In May 2011 we boarded a flight from Auckland to Santiago de Chile. From there we worked our way up the continent to Bogotá, Colombia.
We had a daily budget of $60USD to cover food and accommodation, and we managed to stick to it.
We splurged a little on an eco-lodge in the Amazon rainforest and to stay in slightly nicer hotels when we were feeling burnt out.
But that was just the beginning of our trip, after that, we met my husband’s parents in Los Angeles and enjoyed the City of Angels and Las Vegas with them before flying to the Cook Islands where we had a little wedding in the garden of our bungalow.
In total, we spent less than $9000USD for 4 months in South America, the US and for our super-cheap wedding in the Cook Islands.
3 months later I threw up in the waste-paper basket of my new temp job and realised I was pregnant. Thankfully, we had our money mindset all sorted so my first thought wasn’t ‘how are we going to afford to have a baby?’
(It was ‘Can you travel with babies? Seriously. Before I even told Dave that I thought I was pregnant I went to the library to research travelling with babies. If you’re interested, you can read more about that here and here)
My tips for living on one income (so you can save the other)
1. Start living on one income before you actually need to
We started ‘living’ on one income when had 2 incomes. It meant we could mess up and fail and make adjustments.
Now we truly only have one income as I’m a stay at home mum but we are totally fine, we know how to live like this because we’ve been doing it for over six years.
2. Set a budget that gives you some wiggle room, you can tighten it later

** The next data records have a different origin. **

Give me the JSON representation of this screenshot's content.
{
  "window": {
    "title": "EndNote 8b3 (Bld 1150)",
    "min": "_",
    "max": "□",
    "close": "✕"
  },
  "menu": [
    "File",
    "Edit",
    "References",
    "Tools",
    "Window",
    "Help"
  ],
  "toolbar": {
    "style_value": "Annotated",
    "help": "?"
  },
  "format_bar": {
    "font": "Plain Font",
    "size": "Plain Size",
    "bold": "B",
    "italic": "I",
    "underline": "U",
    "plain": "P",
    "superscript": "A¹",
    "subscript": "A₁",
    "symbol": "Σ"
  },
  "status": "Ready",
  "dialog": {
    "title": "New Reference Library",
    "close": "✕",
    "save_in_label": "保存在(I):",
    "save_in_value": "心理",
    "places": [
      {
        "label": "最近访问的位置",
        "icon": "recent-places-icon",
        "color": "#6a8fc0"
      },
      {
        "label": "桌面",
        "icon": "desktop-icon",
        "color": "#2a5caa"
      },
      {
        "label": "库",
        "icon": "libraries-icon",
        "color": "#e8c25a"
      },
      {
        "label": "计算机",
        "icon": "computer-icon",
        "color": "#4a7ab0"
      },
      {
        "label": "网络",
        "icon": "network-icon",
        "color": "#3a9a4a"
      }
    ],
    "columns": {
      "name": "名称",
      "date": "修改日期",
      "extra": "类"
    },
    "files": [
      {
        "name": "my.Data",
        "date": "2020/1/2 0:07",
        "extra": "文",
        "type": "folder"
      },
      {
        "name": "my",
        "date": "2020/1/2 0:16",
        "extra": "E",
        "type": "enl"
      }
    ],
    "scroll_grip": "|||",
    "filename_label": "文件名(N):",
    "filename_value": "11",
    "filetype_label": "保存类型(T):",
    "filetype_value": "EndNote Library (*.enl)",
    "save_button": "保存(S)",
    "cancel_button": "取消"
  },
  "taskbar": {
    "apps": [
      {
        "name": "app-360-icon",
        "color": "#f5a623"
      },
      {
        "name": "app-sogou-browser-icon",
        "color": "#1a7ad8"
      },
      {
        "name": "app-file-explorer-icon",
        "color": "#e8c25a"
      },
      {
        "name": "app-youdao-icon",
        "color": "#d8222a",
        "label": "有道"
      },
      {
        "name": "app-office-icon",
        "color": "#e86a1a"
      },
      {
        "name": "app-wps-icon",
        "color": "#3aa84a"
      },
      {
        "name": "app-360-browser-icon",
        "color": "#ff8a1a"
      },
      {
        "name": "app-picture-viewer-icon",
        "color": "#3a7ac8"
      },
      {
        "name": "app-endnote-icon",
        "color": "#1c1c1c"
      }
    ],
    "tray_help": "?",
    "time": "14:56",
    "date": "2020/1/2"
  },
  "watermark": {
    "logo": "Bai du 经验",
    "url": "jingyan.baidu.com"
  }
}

Be kind to yourself when you are making major life changes. Give yourself an allowance to blow whichever way you like.
And budget more than you think you’ll need, you can always tighten it up later when you’re in the groove of living on one income.
3. Have big audacious goals to keep you motivated
Whether you want to be a stay at home parent, buy your own home or travel the world with your kids, your goal has to be big. You could even shoot for early retirement.
Little goals are easy to disregard, but having an audacious goal and letting everyone know about it will help keep you motivated.
4. Be prepared to change your lifestyle
Nothing changes if nothing changes. If you want to live a big, full life and do all the things, you need to make sacrifices. You might downsize your house, move to a cheaper suburb or take on an extra job. You might sell your car and start cycling everywhere. Keep your goal top of mind and it’ll all be worth it in the end.
All our travel was amazing, and we have more planned. But it’s the everyday living that is made easier by living on one income.
It’s the one reason I’m able to stay home with my boys and write this blog, taking freelance writing jobs as they suit. There is no pressure on me to earn money (although I’m super-ambitious so I have big plans for the near future) which is a lovely way to live when you have young children.
For us, living on one income skyrocketed our savings account, taught us how to live within our means and on a budget and gave us the ability to appreciate the simple life.
It’s my number-one tip for couples with two incomes – if you can do it (and I realise many can’t), live on one income and save the other. I promise you won’t regret it.